JPMorgan Chase & Co. CEO Jamie Dimon knew as soon as the words came out of his mouth that the joke about China could bring him into hot water.
“I was just in Hong Kong, I was joking that the Communist Party is celebrating its 100th anniversary. The same is JPMorgan. And I want to make sure we last longer,” he said at an event in Boston on Tuesday. : “I can not say that in China. They are probably listening anyway. “
Dimon, who was no stranger to boldness, also knew the bank would have to make a hasty retreat. Soon, members of the company’s government liaison team and China offices were convened to discuss the remarks and decide whether to acknowledge them or let them lie. About 18 hours later, when it became clear that the comments were attracting global attention, Dimon issued a statement of apology.
“Hundreds of individuals, companies and organizations have apologized for hurting the feelings of the Chinese Communist Party,” said Isaac Stone Fish, founder of Strategy Risks, which specializes in corporate relations with China. The way Dimon said he regrets his comment “is a smarter way to do it.”
Dimon’s remarks, made during a visit to the Boston College Chief Executives Club, follow a series of domestic and international trips, while JPMorgan’s CEO continues to herald a US economic boom that has also put him at the forefront of Wall Street’s return to office. . push. But his recent travel efforts have been somewhat problematic – the quarantine exemption he obtained for his visit to Hong Kong, a dispensation also granted to actress Nicole Kidman, garnered much local criticism.

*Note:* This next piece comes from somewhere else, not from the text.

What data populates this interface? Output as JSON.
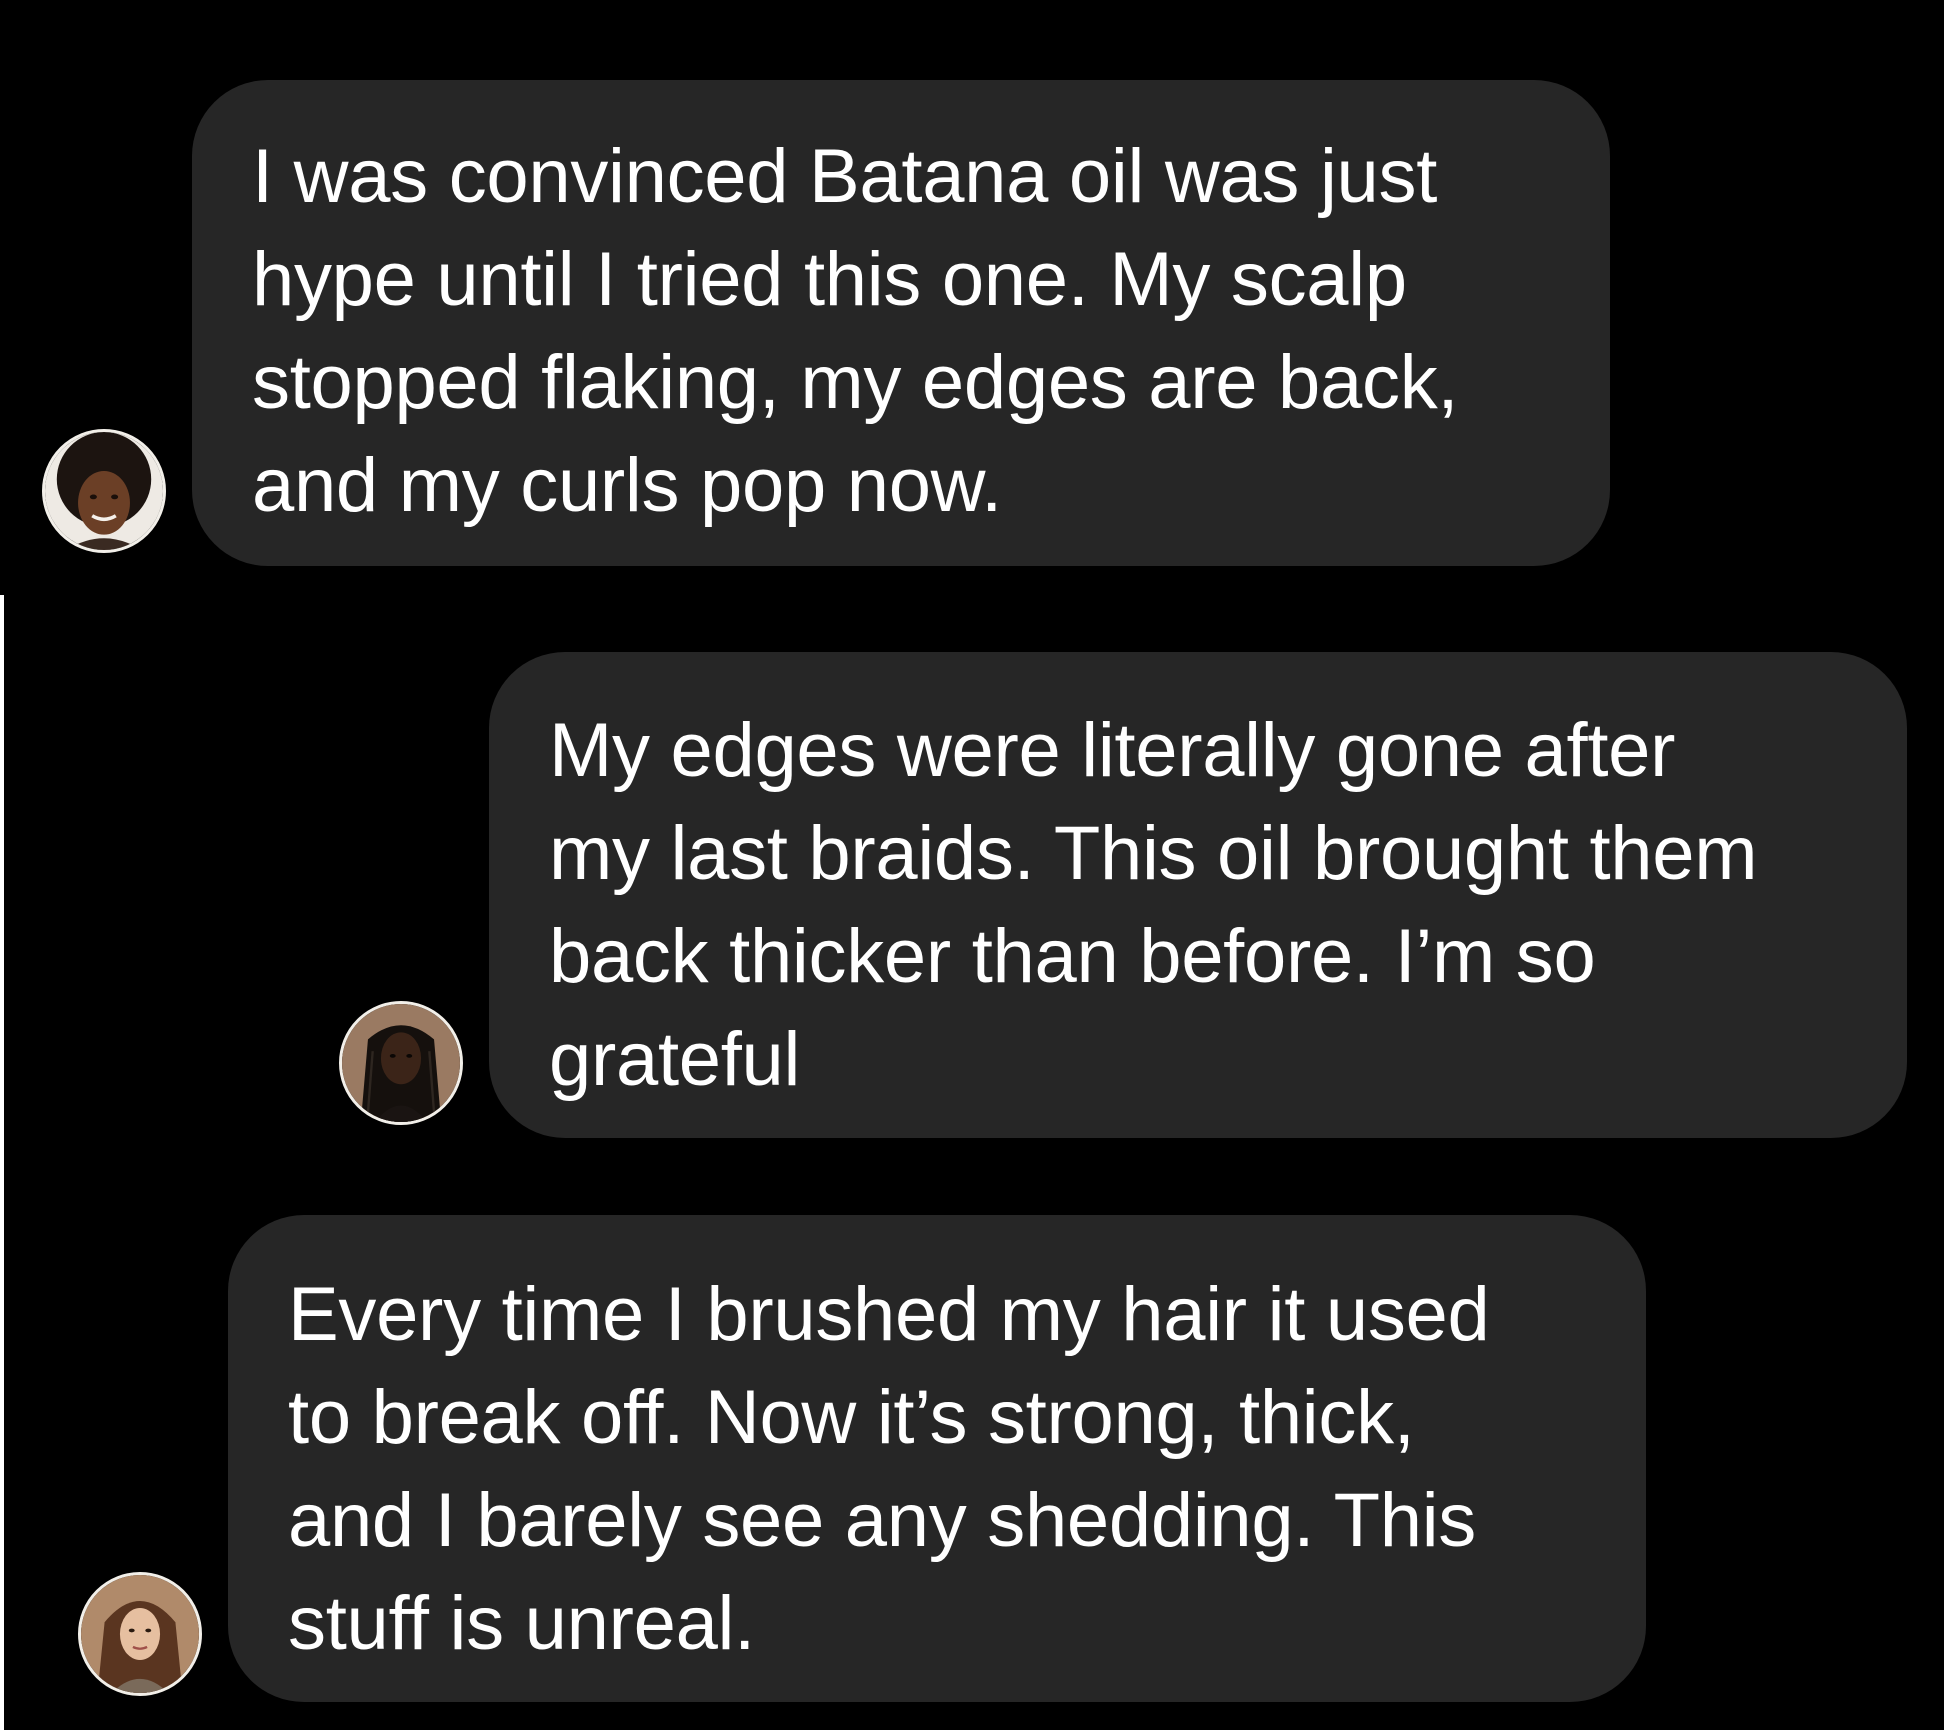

Now he has to downplay his Boston comments – and this is not the first time. Dimon has a story with provocative remarks that he has been forced to go back. In 2018, he promised at a philanthropy event that he could beat Donald Trump in an election because he was smarter than the president, only to issue a statement hours later in which he said he should not have said so.
Dimon’s boasting and apology reminded another Wall Street CEO, whose company is a major JPMorgan shareholder, of Lloyd Blankfein’s joke many years ago that Goldman Sachs did “God’s work.” The attempts bank managers make to be witty get their own lives, said the director, who asked for anonymity to avoid associating his name with any clutter. Dimon is also likely to get through any fallout, as Blankfein did, but the distraction will be unwelcome, the director said.
Mea culpa underscores JPMorgan’s desire to maintain a cordial relationship in China, where it has nearly $ 20 billion ($ 27.8 billion) in exposure and has ambitions to expand further. Earlier this year, the bank won approval from Chinese regulators to fully own its Chinese investment firm and wants to maintain its good status in the country for further license applications, especially ahead of major party leadership changes expected next year.